Bah, should be like the riddles in Turandot - the woman asks the riddle, the man gives the answer, and then, regardless of whether it was the answer she was expecting, it gets tested by three wise men who then decide for themselves whether it’s a good answer.

A good riddle is often misleading, but not so misleading that the wrong answer also happens to fit in perfectly.

It is the nature of puzzles in IF that not everything which is “logical” (in a real world sense) will be the “right” solution. If the correct solution was not adequately clued, or otherwise could not reasonably have been arrived at based on knoweldge that someone in the position of the player character would have possessed, then you have a legitimate gripe about unfair puzzle design. If the author hasn’t provided at least a thought-out response to a reasonable, but incorrect, thing to try, you have a legitimate complaint (in this case, more about incomplete implementation than about design). However, I don’t think the mere fact that something was reasonable to try but still wasn’t the solution means that the author has been unfair. To me the best puzzles are the ones where the obvious things to try don’t work (but do generate meaningful responses), and where the correct solution doesn’t seem obvious except with hindsight (at which point it seems so obvious that you wonder how you missed it for so long).

Robert Rothman

You’re welcome to your opinion that it is frustrating and not-good.

On the more objective matter of fact, you’ve already been politely corrected. That correction stands.

Yeah, I got that, sorry if I wasn’t clear. I was commenting on the structure of it needing such subterfuge, and how it affected the “riddling” experience, and even how it resembled an episode on a TV show. I was not disputing the fact. Merely lamenting it.

Rothman - I understand that, but we’re talking about riddles, not puzzles. In puzzles, it’s natural that there may be 50 different ways to solve a puzzle - and we’ll have to come up with the one (or the ones) that the programmer intended. That’s another matter, and I agree with you as far as puzzles go. But riddles come up with a list of characteristics, often misleading. Unless the riddle specifically says “…and I’m not a XXX”, then XXX is a valid answer to the riddle. So are many other. If the riddle is constructed as to allow many several answers - and I’m not talking about LGOP anymore, I’m speaking generally - then it’s a shoddy riddle that needs to be reworked, rephrased, retuned. Either that or allow all the possible responses.

Fair play then. Though, for my own part, I see it more as subversion than subterfuge (see next post).

And to be clear, the Sultan’s Riddle absolutely is 100% unquestionably unfair in every reasonable sense of that word, but its unfairness is central to its design, and it’s dismissive responses to legitimate guesses is also central to its design.

It plays on (and this is probably why I like it so much, and perhaps at least part of why Peter disliked it) the relationship between the player and the player-character … the PC is getting a riddle, but the player really isn’t getting a riddle at all, but rather an out-of-character, out-of-world, fourth-wall-shattering alternate puzzle draped in ragged riddle’s clothing.

Clearly, this is a risky design decision for some tastes - and probably for some playing styles.
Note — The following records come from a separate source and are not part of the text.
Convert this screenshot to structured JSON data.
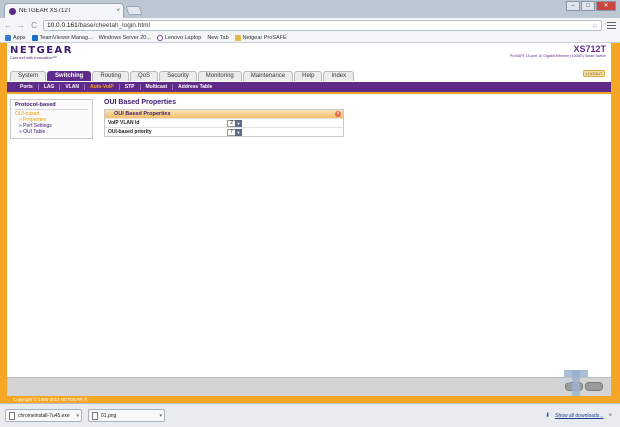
{
  "browser": {
    "tab_title": "NETGEAR XS712T",
    "tab_close": "×",
    "window_controls": {
      "minimize": "–",
      "maximize": "□",
      "close": "✕"
    },
    "url_host": "10.0.0.161",
    "url_path": "/base/cheetah_login.html",
    "back_glyph": "←",
    "forward_glyph": "→",
    "reload_glyph": "C",
    "star_glyph": "☆",
    "bookmarks": [
      {
        "label": "Apps",
        "icon": "apps-icon"
      },
      {
        "label": "TeamViewer Manag...",
        "icon": "teamviewer-icon"
      },
      {
        "label": "Windows Server 20...",
        "icon": "page-icon"
      },
      {
        "label": "Lenovo Laptop",
        "icon": "lenovo-icon"
      },
      {
        "label": "New Tab",
        "icon": "page-icon"
      },
      {
        "label": "Netgear ProSAFE",
        "icon": "folder-icon"
      }
    ]
  },
  "header": {
    "logo": "NETGEAR",
    "logo_tagline": "Connect with Innovation™",
    "model_name": "XS712T",
    "model_desc": "ProSAFE 10-port 10 Gigabit Ethernet (10GbE) Smart Switch",
    "logout": "LOGOUT"
  },
  "main_tabs": [
    {
      "label": "System",
      "active": false
    },
    {
      "label": "Switching",
      "active": true
    },
    {
      "label": "Routing",
      "active": false
    },
    {
      "label": "QoS",
      "active": false
    },
    {
      "label": "Security",
      "active": false
    },
    {
      "label": "Monitoring",
      "active": false
    },
    {
      "label": "Maintenance",
      "active": false
    },
    {
      "label": "Help",
      "active": false
    },
    {
      "label": "Index",
      "active": false
    }
  ],
  "sub_nav": [
    {
      "label": "Ports",
      "active": false
    },
    {
      "label": "LAG",
      "active": false
    },
    {
      "label": "VLAN",
      "active": false
    },
    {
      "label": "Auto-VoIP",
      "active": true
    },
    {
      "label": "STP",
      "active": false
    },
    {
      "label": "Multicast",
      "active": false
    },
    {
      "label": "Address Table",
      "active": false
    }
  ],
  "side_nav": {
    "heading": "Protocol-based",
    "subheading": "OUI-based",
    "items": [
      {
        "label": "» Properties",
        "active": true
      },
      {
        "label": "» Port Settings",
        "active": false
      },
      {
        "label": "» OUI Table",
        "active": false
      }
    ]
  },
  "content": {
    "page_title": "OUI Based Properties",
    "panel_title": "OUI Based Properties",
    "help_glyph": "?",
    "rows": [
      {
        "label": "VoIP VLAN Id",
        "value": "2"
      },
      {
        "label": "OUI-based priority",
        "value": "7"
      }
    ]
  },
  "footer": {
    "copyright": "Copyright © 1996-2013 NETGEAR ®"
  },
  "downloads": {
    "items": [
      {
        "name": "chromeinstall-7u45.exe"
      },
      {
        "name": "01.png"
      }
    ],
    "show_all": "Show all downloads...",
    "close_glyph": "×"
  },
  "colors": {
    "netgear_purple": "#5f2a8a",
    "netgear_orange": "#f4a624"
  }
}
I can certainly understand why it might rub someone the wrong way, or why certain playing styles might collide with it at an unpleasant angle, let’s say.